Imagining Numbers: (Particularly the Square Root of Minus Fifteen)

Front Cover
Penguin Adult, Mar 25, 2004 - Mathematics - 270 pages
1 Review
How do we imagine the unimaginable?

If we're asked to think of an object - say, a yellow tulip - a picture immediately forms in our mind's eye. But what if we try to imagine a concept such as the square root of a negative number?

It sounds impossible, yet as this enchanting, quizzical and evocative book shows, the art of mathematical imagining is not as mysterious as it seems. Drawing on poetry, literature and philosophy, Barry Mazur shows how we can all make the leap of imagination in order to start visualizing the enigmatic 'imaginary numbers' that first baffled mathematicians in the sixteenth century - and are now seen as the bedrock of the universe.

What people are saying - Write a review

LibraryThing Review

User Review  - rcorfield - LibraryThing

This is an interesting little book and I thoroughly enjoyed it. It sets out to help the user understand and, more importantly, visualise, imaginary numbers (i.e. the square-root of -1). The author ... Read full review
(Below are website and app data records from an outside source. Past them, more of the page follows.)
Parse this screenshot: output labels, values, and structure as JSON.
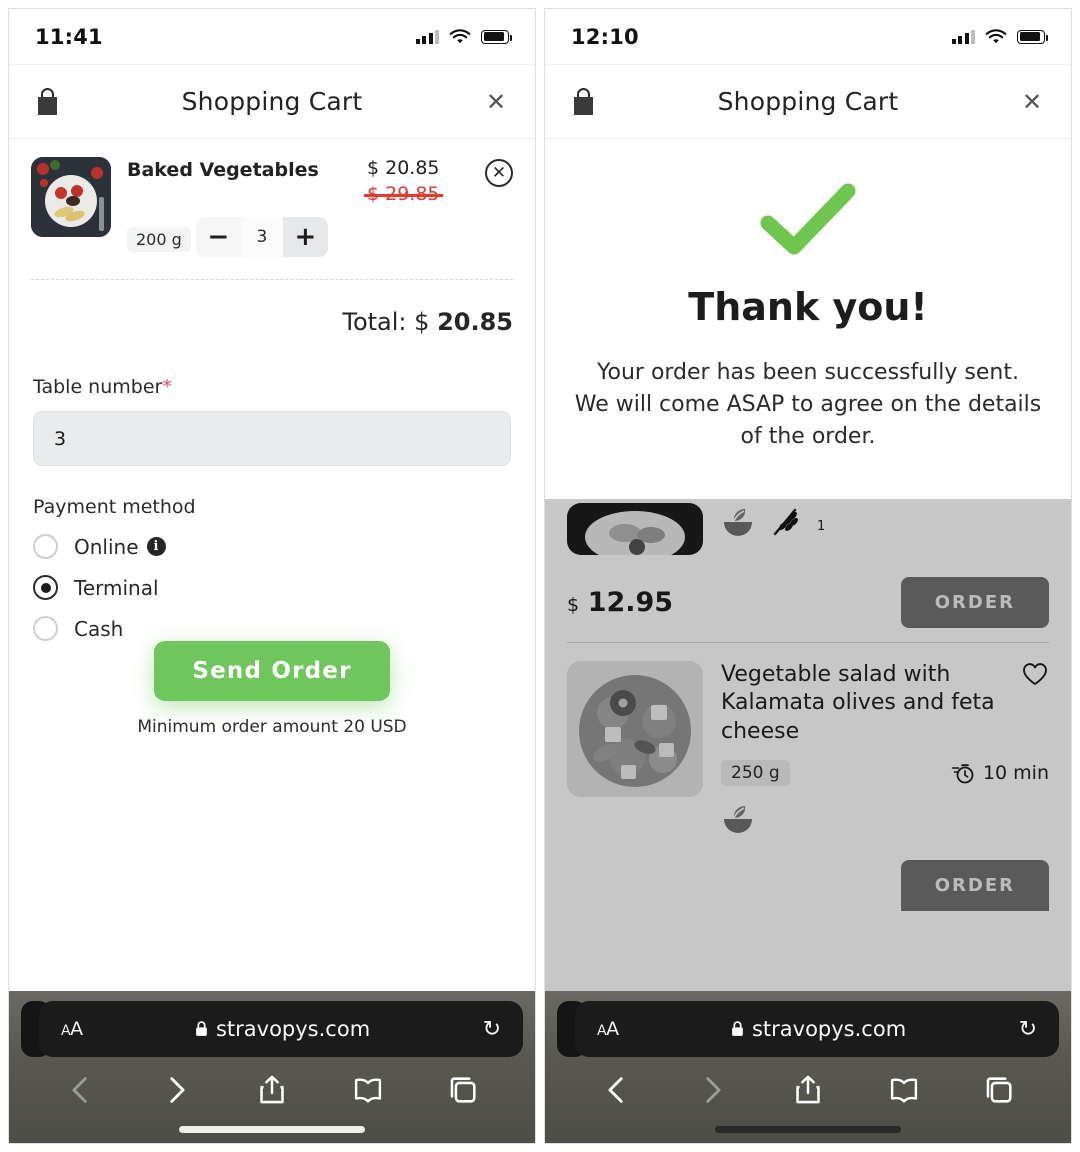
{
  "left_phone": {
    "status_bar": {
      "time": "11:41",
      "signal_icon": "cellular-signal-icon",
      "wifi_icon": "wifi-icon",
      "battery_icon": "battery-icon"
    },
    "app_header": {
      "bag_icon": "shopping-bag-icon",
      "title": "Shopping Cart",
      "close_icon": "close-icon"
    },
    "cart_item": {
      "name": "Baked Vegetables",
      "weight": "200 g",
      "price_current": "$ 20.85",
      "price_old": "$ 29.85",
      "quantity": "3",
      "minus_label": "−",
      "plus_label": "+",
      "remove_icon": "remove-circle-icon",
      "thumbnail_alt": "baked-vegetables-photo"
    },
    "total": {
      "label": "Total:",
      "currency": "$",
      "amount": "20.85"
    },
    "form": {
      "table_number_label": "Table number",
      "required_mark": "*",
      "table_number_value": "3",
      "payment_title": "Payment method",
      "payment_options": [
        {
          "label": "Online",
          "selected": false,
          "info_icon": "info-icon",
          "info_glyph": "i"
        },
        {
          "label": "Terminal",
          "selected": true
        },
        {
          "label": "Cash",
          "selected": false
        }
      ]
    },
    "cta": {
      "send_label": "Send Order",
      "minimum_note": "Minimum order amount 20 USD"
    },
    "safari": {
      "aa_label_small": "A",
      "aa_label_large": "A",
      "lock_icon": "lock-icon",
      "url": "stravopys.com",
      "reload_icon": "reload-icon",
      "back_icon": "back-chevron-icon",
      "forward_icon": "forward-chevron-icon",
      "share_icon": "share-icon",
      "bookmarks_icon": "bookmarks-icon",
      "tabs_icon": "tabs-icon"
    }
  },
  "right_phone": {
    "status_bar": {
      "time": "12:10",
      "signal_icon": "cellular-signal-icon",
      "wifi_icon": "wifi-icon",
      "battery_icon": "battery-icon"
    },
    "app_header": {
      "bag_icon": "shopping-bag-icon",
      "title": "Shopping Cart",
      "close_icon": "close-icon"
    },
    "thanks": {
      "check_icon": "success-check-icon",
      "title": "Thank you!",
      "line1": "Your order has been successfully sent.",
      "line2": "We will come ASAP to agree on the details",
      "line3": "of the order."
    },
    "menu_items": [
      {
        "partial": true,
        "thumbnail_alt": "soup-bowl-photo",
        "badges": [
          "vegan-bowl-icon",
          "gluten-wheat-icon"
        ],
        "badge_number": "1",
        "price_currency": "$",
        "price_amount": "12.95",
        "order_label": "ORDER"
      },
      {
        "partial": false,
        "thumbnail_alt": "vegetable-salad-photo",
        "title": "Vegetable salad with Kalamata olives and feta cheese",
        "favorite_icon": "heart-icon",
        "weight": "250 g",
        "time_icon": "cooking-time-icon",
        "time": "10 min",
        "badges": [
          "vegan-bowl-icon"
        ],
        "order_label": "ORDER"
      }
    ],
    "safari": {
      "aa_label_small": "A",
      "aa_label_large": "A",
      "lock_icon": "lock-icon",
      "url": "stravopys.com",
      "reload_icon": "reload-icon",
      "back_icon": "back-chevron-icon",
      "forward_icon": "forward-chevron-icon",
      "share_icon": "share-icon",
      "bookmarks_icon": "bookmarks-icon",
      "tabs_icon": "tabs-icon"
    }
  },
  "colors": {
    "green_primary": "#6ec65c",
    "green_dark": "#3f8a35",
    "red_strike": "#e8392c",
    "required_pink": "#e0487a",
    "text_dark": "#232323"
  }
}
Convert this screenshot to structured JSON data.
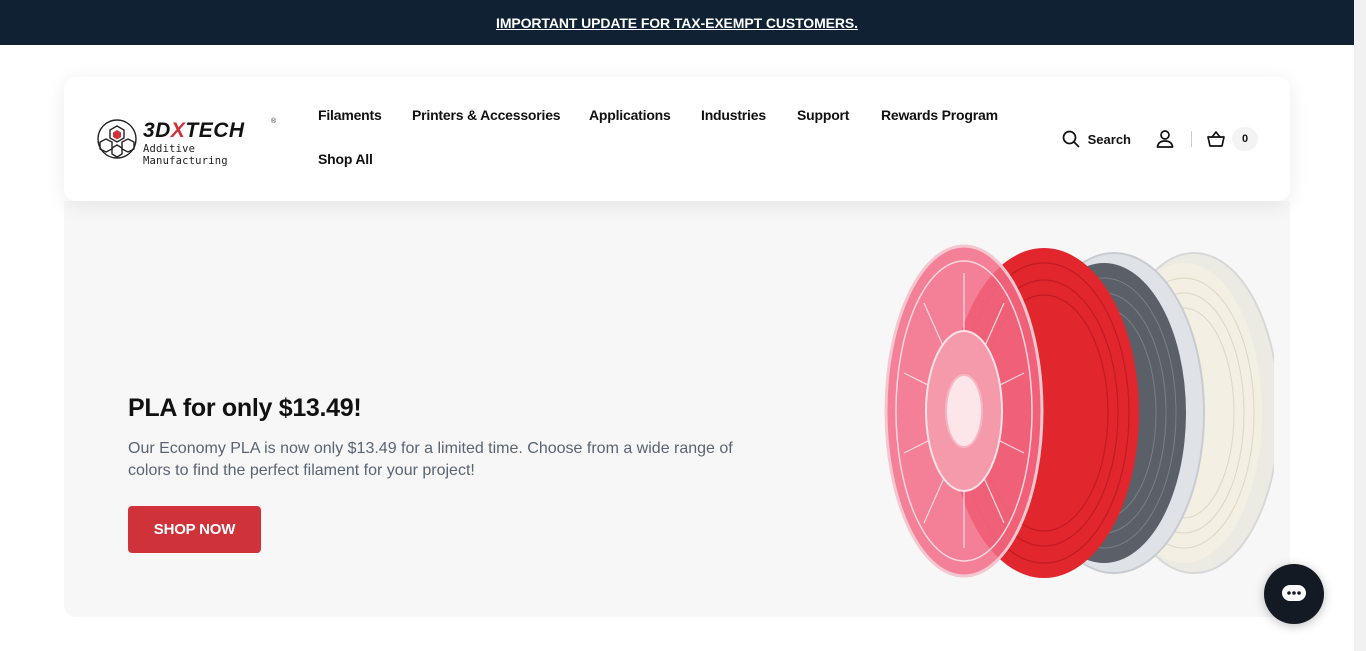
{
  "announcement": {
    "text": "IMPORTANT UPDATE FOR TAX-EXEMPT CUSTOMERS."
  },
  "logo": {
    "wordmark_pre": "3D",
    "wordmark_x": "X",
    "wordmark_post": "TECH",
    "registered": "®",
    "tagline": "Additive Manufacturing"
  },
  "nav": {
    "items": [
      "Filaments",
      "Printers & Accessories",
      "Applications",
      "Industries",
      "Support",
      "Rewards Program",
      "Shop All"
    ]
  },
  "tools": {
    "search_label": "Search",
    "cart_count": "0"
  },
  "hero": {
    "title": "PLA for only $13.49!",
    "description": "Our Economy PLA is now only $13.49 for a limited time. Choose from a wide range of colors to find the perfect filament for your project!",
    "cta_label": "SHOP NOW"
  },
  "colors": {
    "accent": "#cf3339",
    "announcement_bg": "#0f2133",
    "chat_bg": "#141a23"
  },
  "icons": [
    "search-icon",
    "account-icon",
    "cart-icon",
    "chat-icon"
  ]
}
Other editions - View all

About the author (2004)

Barry Mazur is a celebrated pure mathematician. He is University Professor at Harvard, Harvard's most distinguished faculty post. His work has been influential in many fields and proved vital for the solution of Fermat Last Theorem. Known for the technique called "Mazur's Swindle".

Bibliographic information